Each time the robot switch from swinging its feet in the air and stepping on the ground again, the algorithm calculates three probabilities: the probability of a leg making contact with the ground, the probability of the force generated once the leg hits the ground, and the probability that the leg will be in midswing.
The algorithm can even include in its calculations the leg's angle and distance from the ground.
Model-Predictive Control Algorithm
This algorithm calculates how much force a leg should apply once its balance was disrupted by an external force, a force like kicking the robot while it runs. The algorithm will perform these calculations for each leg every 50 milliseconds, or 20 times per second.
Kim explains the algorithm can apply a force in the opposite direction to kill the unwanted velocity that tried to put it off-balance.
"If I apply 100 newtons in this opposite direction, what will happen a half second later?" Kim said, demonstrating how this algorithm processes its data.
Cheetah 3 Robot Developments
In 2015, Kim and his team of engineers have programmed the robot to jump over hurdles while it is running. At this time, the Cheetah 3 robot became the first four-legged robot to run and jump over obstacle autonomously.
The robot was able to jump over obstacles of about 18 inches tall, which is more than half of the robot's height while maintaining an average running speed of 5 miles per hour.

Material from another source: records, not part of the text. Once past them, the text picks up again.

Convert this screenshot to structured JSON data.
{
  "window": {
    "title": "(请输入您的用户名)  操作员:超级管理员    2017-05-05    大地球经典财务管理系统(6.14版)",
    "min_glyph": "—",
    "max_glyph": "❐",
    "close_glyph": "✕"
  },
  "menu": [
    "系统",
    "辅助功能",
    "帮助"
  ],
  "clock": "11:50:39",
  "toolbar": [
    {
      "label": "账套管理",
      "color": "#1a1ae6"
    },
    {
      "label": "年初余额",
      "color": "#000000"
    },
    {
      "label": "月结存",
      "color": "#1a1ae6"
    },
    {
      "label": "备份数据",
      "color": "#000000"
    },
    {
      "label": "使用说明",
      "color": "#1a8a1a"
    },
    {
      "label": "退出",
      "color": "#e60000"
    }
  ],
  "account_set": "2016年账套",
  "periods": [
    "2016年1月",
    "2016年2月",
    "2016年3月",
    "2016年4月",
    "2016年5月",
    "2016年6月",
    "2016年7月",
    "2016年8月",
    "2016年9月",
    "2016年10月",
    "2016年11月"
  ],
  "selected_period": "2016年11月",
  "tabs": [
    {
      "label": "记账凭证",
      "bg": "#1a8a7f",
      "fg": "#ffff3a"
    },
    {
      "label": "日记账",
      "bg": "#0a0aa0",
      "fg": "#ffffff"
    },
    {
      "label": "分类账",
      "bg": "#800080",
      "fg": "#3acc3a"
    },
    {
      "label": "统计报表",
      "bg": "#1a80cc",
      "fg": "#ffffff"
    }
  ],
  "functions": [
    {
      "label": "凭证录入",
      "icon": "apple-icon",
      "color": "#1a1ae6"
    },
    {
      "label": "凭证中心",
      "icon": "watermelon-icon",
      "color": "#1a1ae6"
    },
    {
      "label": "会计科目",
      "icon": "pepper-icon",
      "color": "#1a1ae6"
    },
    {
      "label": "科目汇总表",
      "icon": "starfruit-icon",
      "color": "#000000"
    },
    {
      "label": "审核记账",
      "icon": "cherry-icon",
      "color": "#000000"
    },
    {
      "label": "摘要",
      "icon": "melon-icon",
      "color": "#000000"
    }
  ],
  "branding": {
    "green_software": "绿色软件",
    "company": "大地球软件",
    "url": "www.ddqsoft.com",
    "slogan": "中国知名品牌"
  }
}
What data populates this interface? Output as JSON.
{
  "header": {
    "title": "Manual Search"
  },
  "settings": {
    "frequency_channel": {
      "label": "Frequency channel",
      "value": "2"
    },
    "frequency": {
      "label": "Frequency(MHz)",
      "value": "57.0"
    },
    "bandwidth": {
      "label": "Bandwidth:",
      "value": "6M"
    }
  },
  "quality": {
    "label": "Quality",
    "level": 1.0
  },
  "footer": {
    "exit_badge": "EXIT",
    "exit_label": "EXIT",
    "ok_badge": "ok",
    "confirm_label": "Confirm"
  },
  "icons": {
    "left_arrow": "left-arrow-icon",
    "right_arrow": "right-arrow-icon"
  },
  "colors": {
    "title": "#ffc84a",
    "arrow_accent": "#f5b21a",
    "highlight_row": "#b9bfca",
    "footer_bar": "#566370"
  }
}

In 2014, the engineers were able to make the robot sprint to up to 10 miles per hour and to run and jump untethered across the grass. Recently, the engineers estimated the robot may eventually attain a running speed of up to 30 miles per hour.